Sites of interestEdit

House of CableEdit

The House of Cable was where the first submarine cable between Europe and America arrived, joining the French city of Marseille with Carúpano, back in the late 19th century. This house is today the headquarters of the Tomas Merle foundation and the Paria Project, two organizations that promote tourism and industry.

Religious buildingsEdit
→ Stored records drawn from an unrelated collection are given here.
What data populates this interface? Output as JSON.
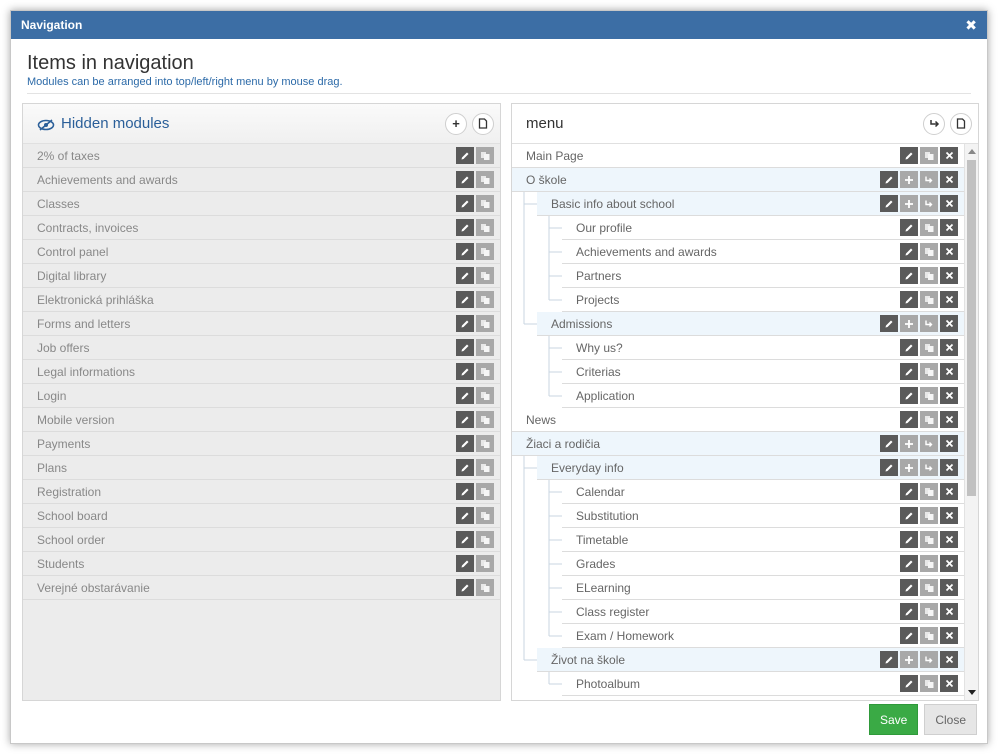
{
  "dialog": {
    "title": "Navigation",
    "close_glyph": "✖",
    "heading": "Items in navigation",
    "subheading": "Modules can be arranged into top/left/right menu by mouse drag."
  },
  "left": {
    "title": "Hidden modules",
    "add_glyph": "+",
    "copy_glyph": "⧉",
    "items": [
      "2% of taxes",
      "Achievements and awards",
      "Classes",
      "Contracts, invoices",
      "Control panel",
      "Digital library",
      "Elektronická prihláška",
      "Forms and letters",
      "Job offers",
      "Legal informations",
      "Login",
      "Mobile version",
      "Payments",
      "Plans",
      "Registration",
      "School board",
      "School order",
      "Students",
      "Verejné obstarávanie"
    ]
  },
  "right": {
    "title": "menu",
    "link_glyph": "↪",
    "copy_glyph": "⧉",
    "items": [
      {
        "label": "Main Page",
        "level": 0,
        "group": false
      },
      {
        "label": "O škole",
        "level": 0,
        "group": true
      },
      {
        "label": "Basic info about school",
        "level": 1,
        "group": true
      },
      {
        "label": "Our profile",
        "level": 2,
        "group": false
      },
      {
        "label": "Achievements and awards",
        "level": 2,
        "group": false
      },
      {
        "label": "Partners",
        "level": 2,
        "group": false
      },
      {
        "label": "Projects",
        "level": 2,
        "group": false
      },
      {
        "label": "Admissions",
        "level": 1,
        "group": true
      },
      {
        "label": "Why us?",
        "level": 2,
        "group": false
      },
      {
        "label": "Criterias",
        "level": 2,
        "group": false
      },
      {
        "label": "Application",
        "level": 2,
        "group": false
      },
      {
        "label": "News",
        "level": 0,
        "group": false
      },
      {
        "label": "Žiaci a rodičia",
        "level": 0,
        "group": true
      },
      {
        "label": "Everyday info",
        "level": 1,
        "group": true
      },
      {
        "label": "Calendar",
        "level": 2,
        "group": false
      },
      {
        "label": "Substitution",
        "level": 2,
        "group": false
      },
      {
        "label": "Timetable",
        "level": 2,
        "group": false
      },
      {
        "label": "Grades",
        "level": 2,
        "group": false
      },
      {
        "label": "ELearning",
        "level": 2,
        "group": false
      },
      {
        "label": "Class register",
        "level": 2,
        "group": false
      },
      {
        "label": "Exam / Homework",
        "level": 2,
        "group": false
      },
      {
        "label": "Život na škole",
        "level": 1,
        "group": true
      },
      {
        "label": "Photoalbum",
        "level": 2,
        "group": false
      }
    ]
  },
  "footer": {
    "save_label": "Save",
    "close_label": "Close"
  },
  "colors": {
    "titlebar": "#3c6ea5",
    "save": "#3aaa45",
    "group_row": "#eef6fc"
  }
}
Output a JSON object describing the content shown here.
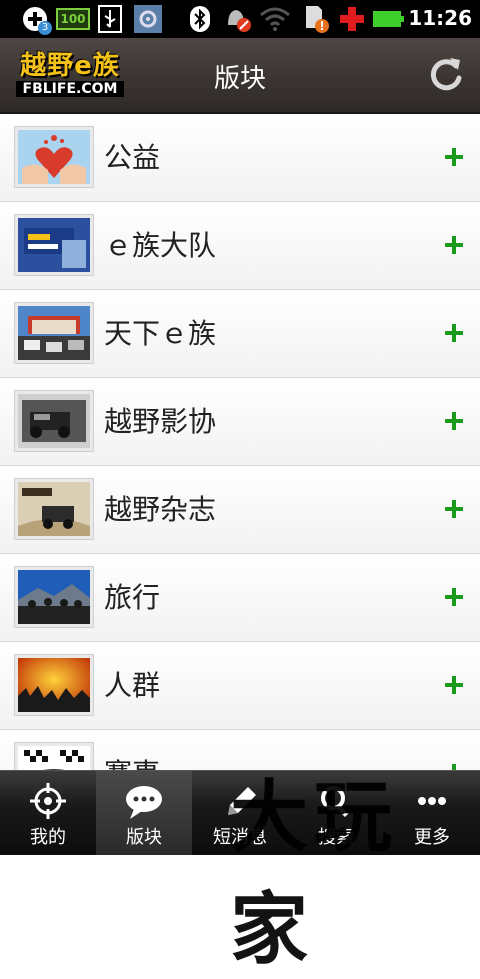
{
  "status_bar": {
    "time": "11:26",
    "battery_level_label": "100",
    "notification_count": "3"
  },
  "header": {
    "logo_top": "越野e族",
    "logo_bottom": "FBLIFE.COM",
    "title": "版块"
  },
  "forums": [
    {
      "label": "公益"
    },
    {
      "label": "ｅ族大队"
    },
    {
      "label": "天下ｅ族"
    },
    {
      "label": "越野影协"
    },
    {
      "label": "越野杂志"
    },
    {
      "label": "旅行"
    },
    {
      "label": "人群"
    },
    {
      "label": "赛事"
    }
  ],
  "tabs": [
    {
      "label": "我的"
    },
    {
      "label": "版块"
    },
    {
      "label": "短消息"
    },
    {
      "label": "搜索"
    },
    {
      "label": "更多"
    }
  ],
  "watermark": "大玩家",
  "colors": {
    "add_icon": "#1a9a1a",
    "logo_yellow": "#f5c21a",
    "header_bg": "#3a3431"
  }
}
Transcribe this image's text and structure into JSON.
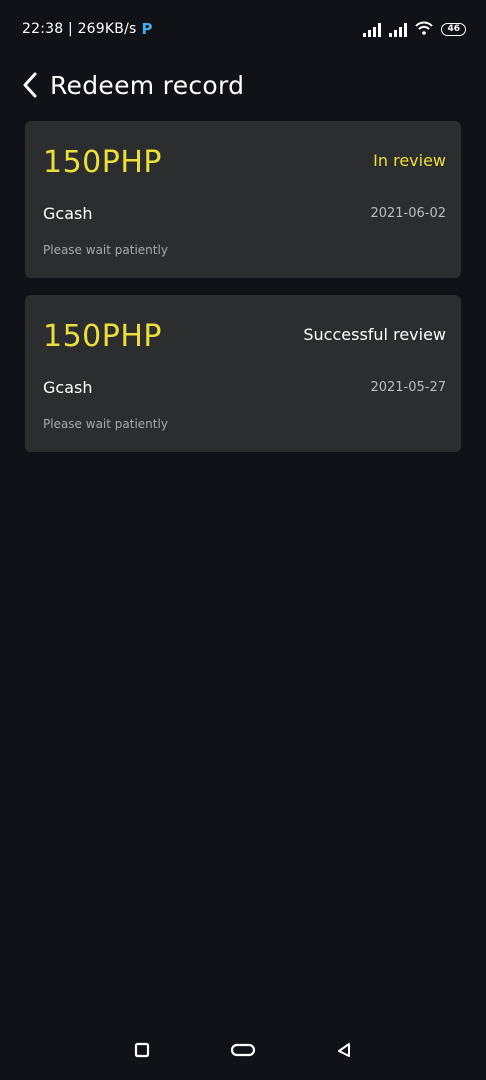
{
  "status_bar": {
    "time_speed": "22:38 | 269KB/s",
    "p_icon": "P",
    "battery": "46"
  },
  "header": {
    "title": "Redeem record"
  },
  "records": [
    {
      "amount": "150PHP",
      "status": "In review",
      "method": "Gcash",
      "date": "2021-06-02",
      "note": "Please wait patiently"
    },
    {
      "amount": "150PHP",
      "status": "Successful review",
      "method": "Gcash",
      "date": "2021-05-27",
      "note": "Please wait patiently"
    }
  ],
  "colors": {
    "background": "#111218",
    "card": "#2b2d2e",
    "accent_yellow": "#ecdf3c"
  },
  "icons": {
    "back": "chevron-left-icon",
    "recents": "square-icon",
    "home": "pill-icon",
    "nav_back": "triangle-left-icon"
  }
}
  • Iglesia Catedral Santa Rosa de Lima
  • Iglesia Santa Catalina de Siena
  • Iglesia Nuestra Señora de Coromoto
  • Iglesia San Martín de Porres
  • Iglesia Ntra. Señora del Valle
  • Iglesia San Rafael Ancargél
  • Capilla Santa Cruz(Guayacan de las Flores)
  • Capilla Santa Cruz(Guayacan de los Pescadores)
  • Capilla Santa Cruz(Sector el Mangle)

Squares and parksEdit

  • Plaza Andrés
  • Plaza Bolívar
  • Plaza Colón
  • Plaza Miranda
  • Plaza Santa Rosa
  • Plaza Suniaga
  • Parque Karupana



Middle Schools and High Schools:

  • U.E.P " Ramón León Santelli"(Escuela Privada,ubicada en Av. Independencia frente al Hotel Lilma).
  • U.E " J.J Martinez Mata "(Escuela Publica,ubicada en Av. Libertad,con calle Paez.
  • U.E.P " Rafael Osío Perez "(Liceo Privado,ubicada en Av. Independencia,con calle Paez.
  • U.E.P " Dr. José Gregorio Hernandez "(Escuela y Liceo Privado,ubicada en Av. Carabobo.
  • U.E.P " San José "(Escuela y Liceo Privado,ubicada en Av. Carabobo,con calle Las Margaritas,y calle Calvario.
  • U.E.P " Don Andrés Bello "(Escuela y Liceo Privado,ubicada en Av. Independencia frente a la Plaza Santa Rosa,y calle Dominicci.
  • U.E.P " Sagrado Corazón de Jesús "(Escuela Privada,ubicada en Calle Ecuador.
  • U.E.P " Inmaculado Corazón de María(Escuela Privada,ubicada en Av. Juncal,cerca del Supermercado Francys.
  • U.E " Antonio Jesús Rodriguez Abreu "(Escuela Publica,ubicada en Av. Principal de Canchunchu.
  • U.E " Pedro Elías Aristeguieta "(Escuela Publica,ubicada en calle Bolívar al Frente de la Infantería.
  • U.E " Manuel María Urbaneja "(Escuela Publica,ubicada en Calle Principal del Sector Curacho.
  • Liceo Metropolitano ‘’José Eusebio Acosta Peña‘’ "( Liceo Publico,ubicado en el muco las casitas )

Notable nativesEdit

Famous Carupaneros include Wolfgang Larrazábal, former president of Venezuela; Jictzad Viña, Miss Venezuela 2005; Antonio José de Sucre, one of the paramount leaders of the South American war of independence, was thought to have lived there but hailed from Cumana; Andrés Eloy Blanco, one of the most important Venezuelan poets also came from Cumana; Eladio Lárez, president of Radio Caracas Television, one of Venezuela's largest television networks; and Washington Nationals major league baseball catcher Jesús Flores.

See alsoEdit

ReferencesEdit

  •   This article incorporates text from a publication now in the public domainChisholm, Hugh, ed. (1911). "Carúpano". Encyclopædia Britannica (11th ed.). Cambridge University Press.

External linksEdit